Previously at the University of Regina, he held positions as Assistant Dean of the Faculty of Kinesiology & Health Studies, Associate Dean in the Faculty of Graduate Studies & Research, and Associate Vice-President (Research).
Dr Malloy has maintained an active research portfolio with a focus on applied philosophy in health care. His interests include ethical decision-making, codes of ethics, existential hardiness, personhood, and ethical climate/culture.
ABOUT THE SERIES
This series of real time education and information sharing webinars has been developed by ASCN an Australian and New Zealand Not For Profit organisation in collaboration with its partners in the each of the 5 Eyes Countries (Australia, New Zealand, Canada, the United States and the United Kingdom).
In 2021 Open Door: Veteran Transition Integration Wellbeing Research Centre at Flinders University is partnering with ASCN to develop and present the webinar series.
The Webinars in the series are being presented by International Thought Leaders and Researchers from each of the 5 Eyes Countries and Robert Lippiatt from ASCN is the chair of the series.

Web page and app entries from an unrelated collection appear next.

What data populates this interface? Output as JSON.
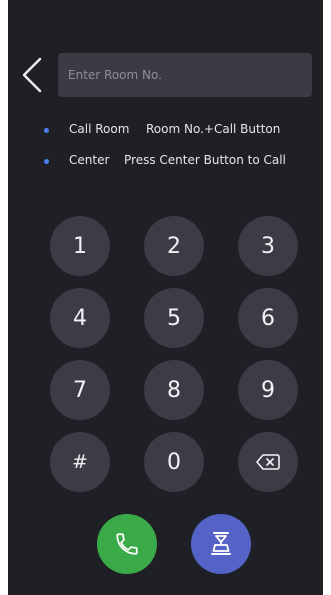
{
  "search": {
    "placeholder": "Enter Room No.",
    "value": ""
  },
  "hints": [
    {
      "title": "Call Room",
      "desc": "Room No.+Call Button"
    },
    {
      "title": "Center",
      "desc": "Press Center Button to Call"
    }
  ],
  "keypad": {
    "keys": [
      "1",
      "2",
      "3",
      "4",
      "5",
      "6",
      "7",
      "8",
      "9",
      "#",
      "0"
    ],
    "backspace_icon": "backspace-icon"
  },
  "actions": {
    "call_icon": "phone-icon",
    "center_icon": "management-center-icon"
  },
  "colors": {
    "background": "#1f1f26",
    "key": "#3c3c46",
    "input": "#3b3b44",
    "call": "#3aa948",
    "center": "#5563c7",
    "bullet": "#4d7ef2"
  }
}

Robert has had significant international experience chairing and facilitating Defence and Veterans Forums.
Each Webinar is intended to share key issues and insights on Military Veteran Transition and post service life gained through research and other ongoing work with military members, veterans and their families in the relevant country and to stimulate ongoing conversations and collaborations.
Watch out for information and registration instructions for further Webinars in the series in 2021.
If you require any additional information on these Webinars or would like to register your interest in participating in the rest of the Webinar series please contact Steve Shamy at the ASCN Secretariat at email firstname.lastname@example.org.
ABOUT ASCN (New Zealand) & OPEN DOOR
ASCN (New Zealand) in conjunction with ASCN (Australia) form the Trans Tasman Australasian Services Care Network (ASCN).
This Not for profit Network acts as a neutral and independent hub for discussion and action by Government, Research, Service Providers and Advocacy on health and wellbeing questions and issues that impact military, veterans, public safety officers and their families in both countries.
It is committed to improving the life-long health and wellbeing of current and former members of the Defence Force (Regular and Reserve), Public Safety Organisations and their Families
Open Door is an Australasian multi-disciplinary research and diffusion hub based at Flinders University that exists to undertake and disseminate research information to academics, practitioners and veterans interested in research and to contribute to evidence informed discussions on policy and service design and delivery to veterans. first responders and their families.
Its research is multidisciplinary, applied and theoretical and includes amongst other topics:
• key service provision challenges (claims, case work, crisis care)
• key policy challenges (including institutional abuse, veteran suicide or veterans in correction)
• social, cultural and historical research on Defence and Veterans Affairs legislation, policy and service provision
• clinical and cognitive psychological evidence and practice
• new approaches for veterans with transition challenges, traumatic stress injuries and moral injury.
Open Door‘s approach is based on the view that the best source of evidence on veteran issues are veterans. The Centre uses a co-design approach that draws upon the lived experiences of veterans and their families.
The Open Door team is made up of veteran researchers and policy experts drawn from a number of Universities across Australia and New Zealand. Its aim is to bring together the best minds and thinkers to conduct applied and blue-sky research that demonstrates what works for veterans in transition and across the life course.
Like ASCN. Open Door is committed to contributing to enhancing the Wellbeing of veterans. first responders and their families.